The moon is seen after the day of Strawberry Moon over old houses in Cairo, Egypt, June 22, 2024. (Reuters)
The moon is seen after the day of Strawberry Moon over old houses in Cairo, Egypt, June 22, 2024. (Reuters)

Egypt needs to import around $1.18 billion worth of mazut fuel oil and natural gas to end persistent power cuts exacerbated by consecutive heat waves, its Prime Minister Mostafa Madbouly said in a televised address on Tuesday.

It hopes the shipments will arrive in full around the third week of July, by which point the government aims to stop cutting power during the remaining summer months, he added.

It has already started contracting for 300,000 tons of mazut worth $180 million to boost its strategic reserves which are expected to arrive early next week.

Egypt's government on Monday extended daily power cuts to three hours from two hours previously in response to a surge in domestic electricity consumption during the latest heat wave.

These three-hour cuts will continue until the end of June, before returning to two hours in the first half of July with the aim of stopping completely for the rest of the summer, Madbouly said on Tuesday.

Egyptian social media has lit up with complaints about the impact of the blackouts, with some saying they have been forced to purchase private power generators.

The problem has particularly affected teenagers preparing for the crucial high school certificate, with some posting about students studying by candlelight and others in coffee shops.

A wedding hall owner in the coastal city of Port Said said he would turn one of his ballrooms into a study hall.

Since July last year, load shedding linked to falling gas production, rising demand and a shortage of foreign currency has led to scheduled two-hour daily power cuts in most areas.

"We had said that we planned to end load shedding by the end of 2024... we do not have a power generation problem or a network problem, we are unable to provide fuel," Madbouly said on Tuesday.

"With the increase in consumption related to the major development and population increase, there has been a lot of pressure on our dollar resources," he added.

He said production in a neighboring country's gas field had come to a full halt for 12 hours leading to an interruption in the supply, without naming the country or the gas field.

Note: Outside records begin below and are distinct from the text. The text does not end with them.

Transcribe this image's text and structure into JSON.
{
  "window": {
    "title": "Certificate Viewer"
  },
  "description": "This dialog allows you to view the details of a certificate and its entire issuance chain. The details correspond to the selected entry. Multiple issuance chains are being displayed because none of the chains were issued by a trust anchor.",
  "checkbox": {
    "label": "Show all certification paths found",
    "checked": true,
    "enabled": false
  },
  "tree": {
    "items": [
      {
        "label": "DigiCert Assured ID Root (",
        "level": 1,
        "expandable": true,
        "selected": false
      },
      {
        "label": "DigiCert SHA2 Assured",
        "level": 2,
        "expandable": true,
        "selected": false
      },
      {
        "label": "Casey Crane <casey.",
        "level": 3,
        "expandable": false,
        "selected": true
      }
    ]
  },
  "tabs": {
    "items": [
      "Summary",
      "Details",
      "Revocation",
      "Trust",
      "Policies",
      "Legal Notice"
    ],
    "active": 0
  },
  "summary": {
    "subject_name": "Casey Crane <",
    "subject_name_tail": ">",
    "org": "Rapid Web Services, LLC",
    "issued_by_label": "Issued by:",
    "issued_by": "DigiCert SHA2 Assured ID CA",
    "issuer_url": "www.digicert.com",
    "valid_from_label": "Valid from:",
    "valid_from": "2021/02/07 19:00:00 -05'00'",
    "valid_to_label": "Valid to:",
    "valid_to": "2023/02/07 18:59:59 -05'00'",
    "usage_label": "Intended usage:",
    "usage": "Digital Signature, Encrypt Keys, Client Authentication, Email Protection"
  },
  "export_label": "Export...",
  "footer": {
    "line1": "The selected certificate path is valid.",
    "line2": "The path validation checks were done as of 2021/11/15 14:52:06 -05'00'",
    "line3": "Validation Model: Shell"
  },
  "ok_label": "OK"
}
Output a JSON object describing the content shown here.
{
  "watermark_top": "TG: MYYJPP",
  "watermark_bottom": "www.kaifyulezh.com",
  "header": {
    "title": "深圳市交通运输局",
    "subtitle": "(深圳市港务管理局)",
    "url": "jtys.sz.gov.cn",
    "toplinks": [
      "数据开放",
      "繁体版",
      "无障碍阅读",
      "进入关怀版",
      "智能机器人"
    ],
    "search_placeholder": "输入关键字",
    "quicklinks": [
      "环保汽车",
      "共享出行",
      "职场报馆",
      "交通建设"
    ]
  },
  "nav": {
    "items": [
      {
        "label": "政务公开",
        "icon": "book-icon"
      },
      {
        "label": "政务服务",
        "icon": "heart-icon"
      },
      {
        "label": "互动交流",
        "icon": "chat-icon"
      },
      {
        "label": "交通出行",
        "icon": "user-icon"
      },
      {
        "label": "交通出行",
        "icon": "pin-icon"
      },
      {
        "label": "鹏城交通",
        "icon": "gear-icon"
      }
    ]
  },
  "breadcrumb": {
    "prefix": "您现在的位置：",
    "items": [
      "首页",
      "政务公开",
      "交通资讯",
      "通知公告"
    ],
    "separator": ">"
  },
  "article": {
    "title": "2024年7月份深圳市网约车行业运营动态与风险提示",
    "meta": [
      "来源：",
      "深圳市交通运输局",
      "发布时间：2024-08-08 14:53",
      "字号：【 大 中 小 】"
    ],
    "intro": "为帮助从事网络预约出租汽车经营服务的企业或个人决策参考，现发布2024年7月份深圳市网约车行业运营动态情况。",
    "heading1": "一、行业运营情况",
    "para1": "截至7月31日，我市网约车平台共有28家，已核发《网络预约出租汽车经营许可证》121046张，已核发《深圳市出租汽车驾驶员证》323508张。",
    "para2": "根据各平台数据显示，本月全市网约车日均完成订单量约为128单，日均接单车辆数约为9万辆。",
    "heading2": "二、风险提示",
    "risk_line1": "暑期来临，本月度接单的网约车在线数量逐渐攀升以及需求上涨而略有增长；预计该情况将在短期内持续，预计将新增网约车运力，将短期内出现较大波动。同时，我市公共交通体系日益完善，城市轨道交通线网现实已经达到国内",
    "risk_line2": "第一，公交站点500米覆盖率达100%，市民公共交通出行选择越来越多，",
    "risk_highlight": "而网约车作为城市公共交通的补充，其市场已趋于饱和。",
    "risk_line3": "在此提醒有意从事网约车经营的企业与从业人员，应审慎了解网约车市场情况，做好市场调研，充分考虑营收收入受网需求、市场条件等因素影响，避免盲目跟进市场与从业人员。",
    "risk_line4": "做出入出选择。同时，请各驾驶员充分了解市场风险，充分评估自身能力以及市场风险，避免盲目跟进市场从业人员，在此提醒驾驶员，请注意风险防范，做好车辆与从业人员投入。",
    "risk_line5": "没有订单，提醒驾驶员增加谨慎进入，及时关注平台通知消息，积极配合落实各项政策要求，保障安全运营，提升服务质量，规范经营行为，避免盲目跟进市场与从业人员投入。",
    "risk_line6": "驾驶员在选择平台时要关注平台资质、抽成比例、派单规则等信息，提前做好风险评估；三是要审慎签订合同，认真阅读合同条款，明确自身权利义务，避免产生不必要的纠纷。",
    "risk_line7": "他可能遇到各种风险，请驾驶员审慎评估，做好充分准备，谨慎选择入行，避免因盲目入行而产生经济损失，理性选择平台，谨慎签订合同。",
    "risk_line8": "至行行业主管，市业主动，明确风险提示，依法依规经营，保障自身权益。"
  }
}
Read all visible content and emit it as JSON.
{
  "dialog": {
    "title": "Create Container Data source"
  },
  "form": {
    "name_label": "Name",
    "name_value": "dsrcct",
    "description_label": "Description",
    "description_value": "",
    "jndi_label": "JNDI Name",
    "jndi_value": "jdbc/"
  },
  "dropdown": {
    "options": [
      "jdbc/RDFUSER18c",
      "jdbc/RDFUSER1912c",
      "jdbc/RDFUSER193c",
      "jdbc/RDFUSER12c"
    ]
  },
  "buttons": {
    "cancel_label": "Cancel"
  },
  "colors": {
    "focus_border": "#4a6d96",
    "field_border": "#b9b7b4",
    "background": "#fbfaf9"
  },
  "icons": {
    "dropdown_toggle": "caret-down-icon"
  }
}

Egypt's Abu Qir Fertilizers said on Tuesday three of its plants had halted production because their supply of natural gas was cut.